By Gili Malinsky
By Bob Ruggiero
By Hilary Hughes
By Peter Gerstenzang
By David R. Adler
By Devon Maloney
By Brian McManus
By Jessica Hopper
The most radical conflagration that Free Jazz Pioneer Lester Bowie has ever perpetrated: his Brass Fantasy of the Spice Girls' "Two Become One." The Spicies' own softcore brass is peeled away to reveal a literally lame melody, reducing even tuba hero Bob Stewart to stereotypical fart-waddling. Trombones steer surviving listeners into the boodwah, where trumpet strumpets issue a bootycall to arms (legs, etc.). Eventually, BF sonorities insinuate themselves so warmly, deeply, that I notice bum notes only in passing, and fondly, as if they were butt my lover's cellulite. Mondo Beyondo!
Wannabe-endless "Don't Cry for Me Argentina" gets stopped, quickly but calmly, and shouldered aboard a tuba train, the better to pass through warm shadows of bolero and tango, before vanishing mysteriously. "Beeyutifull Pee-pull!" take back their title from Evita and all her escorts, rolling into and out of a shockingly loud parade drum Manson as Masons, in freewheeling ceremony.
Biggie's "Notorious Thugs" gets stripped of Bone's graffiti harmonies (or complicities), revealing a lone hero-outlaw, bound to fall.
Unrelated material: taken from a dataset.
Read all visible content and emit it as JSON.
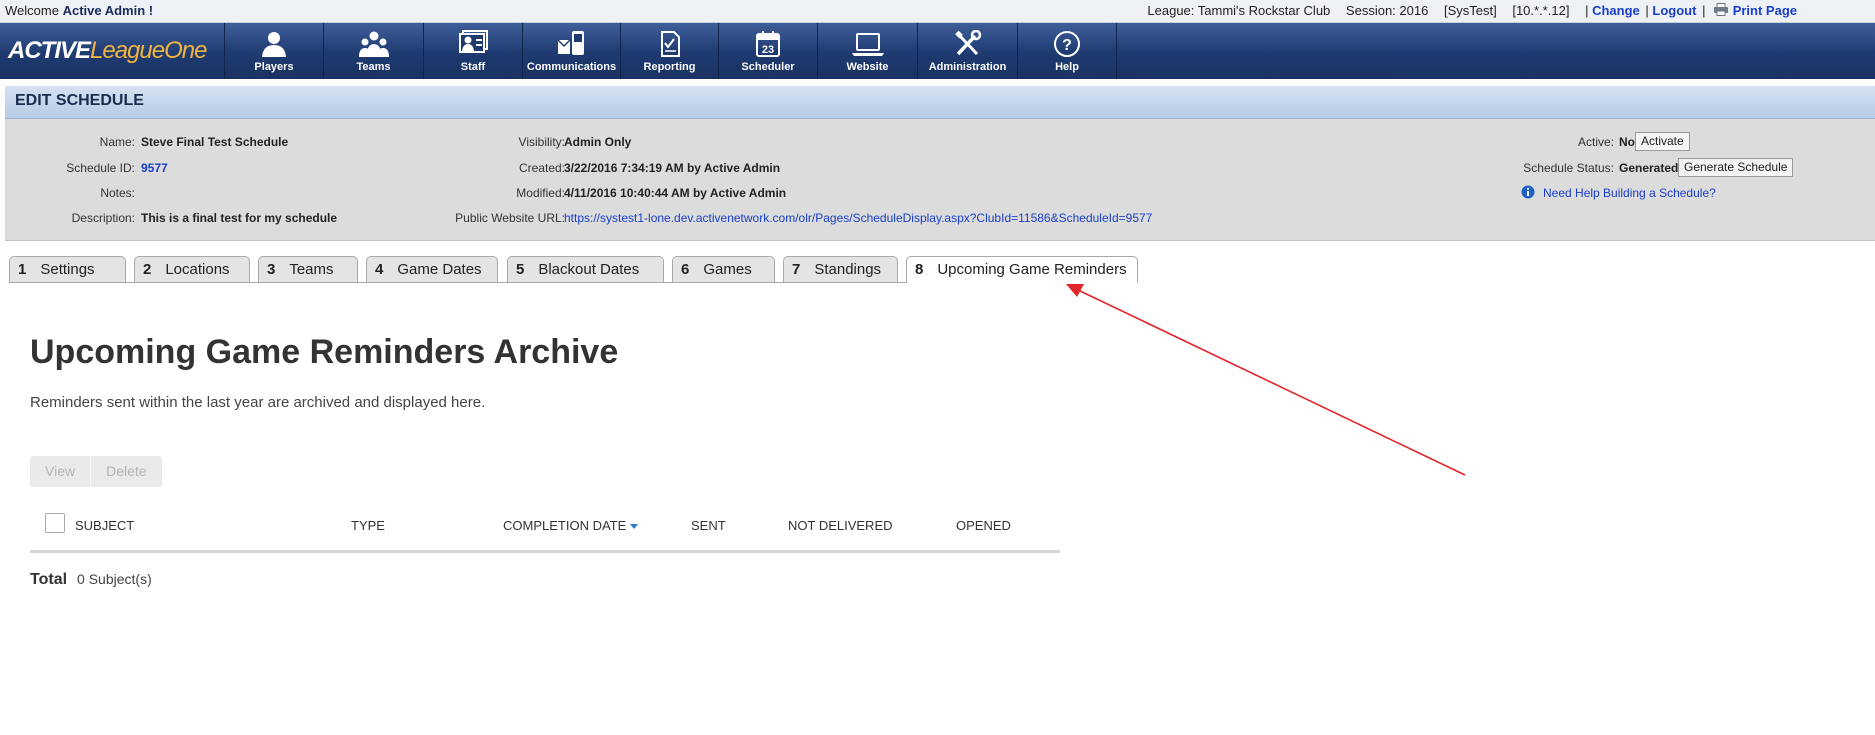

Dean Bowman sings eloquently, stoically, fades out (an ancient story, still "in progress"). "Nessum Dorma" (Aretha pinch-hit for Pavarotti with it at the Grammys) features a trumpet in lonely contemplation of assured triumph (a male privilege thing). Then Bowie's horn buddies remind him he's winning the Maximum Babe, Turandot, and does he hosanna! Still, it's kind of a . . . blues victory. Always was, really. (Lester's got me checking out opera.)
"In the Still of the Night" revels in '50s R'n'B'n'R's glorious joke, which anyone with ears could get in on, even Beyondo mature regrets and loss of (some) innocence. To find out all the rest? Hey, buy the disc.